Hi all,

Haven't posted in a while.

This piece will be my first as a PostGrad for Ensemble.  It will be rehearsed Nov. 30th.

It was a take on nesting themes within themes.  I take the first theme and do manipulations on it for the next theme to create a set of four "main" themes at different meters and lengths.  I would've done it with supercollider but am not very good at programming so I did it in Sibelius 7.

I thank any feedback and hopefully can get a good rehearsal on it.


Hiccup Hocket.mp3

Fractionallity-10-RR - Full Score.pdf

You need to be a member of Composers' Forum to add comments!

Join Composers' Forum

Email me when people reply –


  • I agree, I'm more of an electronic Musician.  But I have to write for ensembles and this is my first attempt at doing such and a maths based piece for live players.  Thank you!

    Bob Porter said:

    I don't listen to this kind of music, but your thread title got my interest. Glad I Iistened.

    I you think this is too difficult, then I have to guess that you are not very familiar with these instruments. The problem with computers is that anyone can write anything for anything and the software will faithfully play it reguardless. Maybe it will work in real life, maybe not.

    But to answer you concern, college level instrumentalists should be able to handle this.

    This piece may be too difficult to play
    Hi all, Haven't posted in a while. This piece will be my first as a PostGrad for Ensemble.  It will be rehearsed Nov. 30th. It was a take on nesting…
  • Nick,

    If you are in a situation where you have access to these players (and others as well) take the opportunity to learn from them.  They can tell you from a players perspective what's involved in playing the part you've written as well as other tools to put in your bag for the future works you write.

    If they are so inclined, have them give a quick lesson on the instrument for you.  You won't be a player, but it will give some insight into what they are thinking as players when they approach the instrument.

    My .02 and cup of coffee.

  • It's not a bad idea to have a guitar or violin, flute/recorder, and of course keyboard, and learn at least enough to have an idea of what's involved in playing them. then, you have a rudimentary understanding of how music is produced, and with some orchestration study and enormous amounts of listening time, you begin to sense whether what you are doing is playable.
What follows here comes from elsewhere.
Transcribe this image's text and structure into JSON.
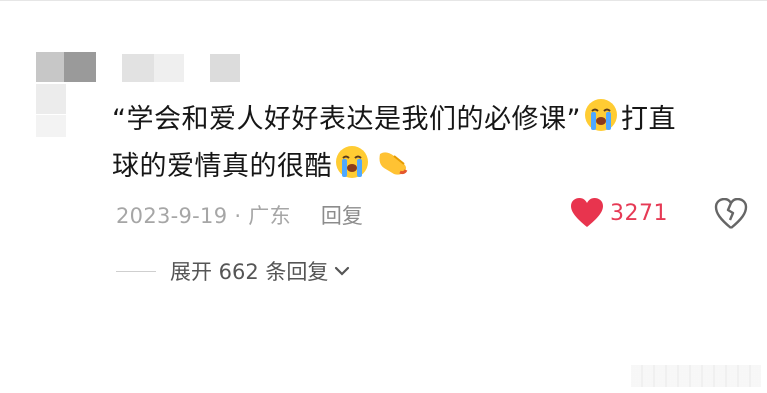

To paraphrase Walter Piston, whose Orchestration I highly recommend, you can usually err on the side of assuming that what you're writing is in fact playable, as musicians are extremely skilled.
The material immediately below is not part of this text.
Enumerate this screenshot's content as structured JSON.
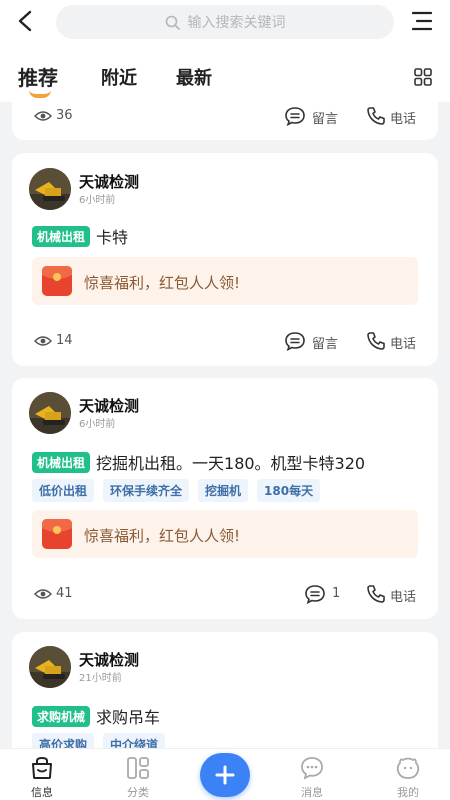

  • Before this goes on any further, I must say that this is the first time I tried to do a direct mathematical process to instruments.  This does not mean I don't play an instrument nor have ever written for ensembles.  I played the piano since 8.  I play the flute, violin and koto.  I understand how hard it is to play my piece but I am not savant.  I am experimenting and looking to see who can play more out of the norm pieces as maths fascinate me and working it with professionals is my new task.

    Thanks for the feedback.

  • Nick,  There may be an audience for music like this, but I have to assume a very narrow one.  I could not pick up on the motiff.  There seems to be too much jumping around from idea to idea and nothing that connects them together.  Too many time changes also leads to a feeling of confusion and disconnect.  Maybe this is what you were aiming for.  From my perspective a an "older" musician is that it might be better to start off with a strong melodic thought and progress into some variation or counterpoint underneath the central theme.  Again, this is just my humble personal opinion on it.

    Keep writing!


  • No worries!


  • First, let me tell you that I adore this piece. I have not read yet any comments posted. Very innovative! This piece is the "Mother of all syncopated pieces"! I'm originally from Haiti and I was dancing through it from the beginning to the end.  I'm not going to repeat Miles Davis regarding the "handicap" of White musicians with rhythm. But, I strongly believe that any musicians who want to play this piece must be not be only excellent readers or good technicians, they really need to FEEL it also. 

    Congratulations and good luck!

  • I would not personally put it this way for I mean no disrespect to anyone. I strongly believe that they do exist very and strongly soulful White musicians or musicians of any color as a matter of fact, who are extremely capable to blow our mind playing this piece. From the same token, one must agree that this piece can be poorly executed by Black musicians also. I just wanted to emphasize that strongly syncopated aspect of that piece which might be extremely difficult to play for musicians who are mostly used to movements not syncopated rhythms. Peace! 

  • I want to hear the Neil Diamond version. The Godfather of White Soul. (Don't take me seriously either).

  • Sorry, I commented twice without addressing what I thought of the music. Actually, in addition to feeling it is very playable, I think it is very interesting as well. There is plenty of order here, even predictability, as opposed to much music of this type, where the order can be hard to discern. The only criticism I would bring is that the constant thumping in the right channel, which I assume is a plucked Bass, gets a bit grating after awhile. It is also too loud and perhaps too driven (velocity too high?). Otherwise, nice job.

This reply was deleted.